Rain is the absolute enemy of a bird ringer. Rain means the nets stay closed, maybe some extra sleep, and sitting inside watching the radar images, awaiting the eventual break in the clouds. Today was a rainy morning, which still means waking at 4am with your alarm, but the next few hours are somewhat in limbo. Stay in bed or get dressed? Have breakfast or wait? Go to the nets in the hope that it has stopped when you get there? Limbo carries until either the rain stops, or it’s effectively too late to open the nets. A morning spent away from the nets is not a waste. It gives a trainee like me the chance to review and consolidate some of the information gained over the last few days. I can have a close look at some photos, examine books, and try to prepare myself for what may arrive in the nets tomorrow.

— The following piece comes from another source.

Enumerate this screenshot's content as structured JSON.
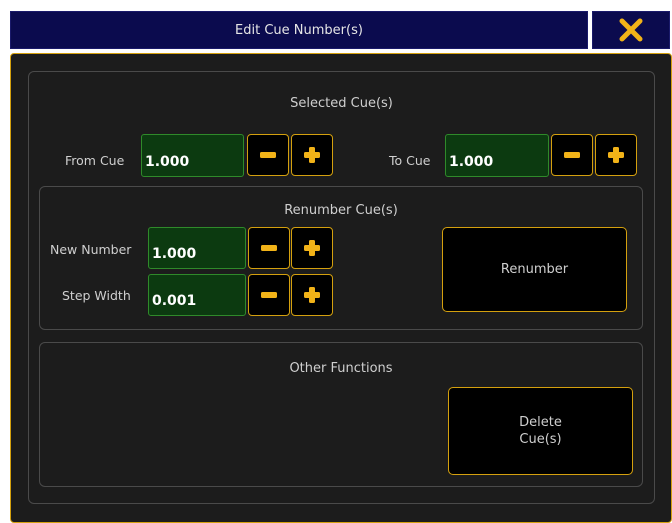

This is a photo of the wing of an adult Common Whitethroat (Sylvia communis). If you look carefully you can see one feather that looks different in the wing (close to the body of the bird). By carefully examining the feathers on every bird, we can collect information about the stage of moult (or feather change). Here we can see the bird has moulted or changed all of the long feathers in the wing (primaries and secondaries) except for one. In the picture you can see it is paler in colour (especially around the edge of the feather) and appears worn, not fresh, glossy and “new” like the other feathers around it. This information helps us determine the age of the bird and understand more about it’s life in general. Read more about Sylvia communis here. Rainy days are interesting days too!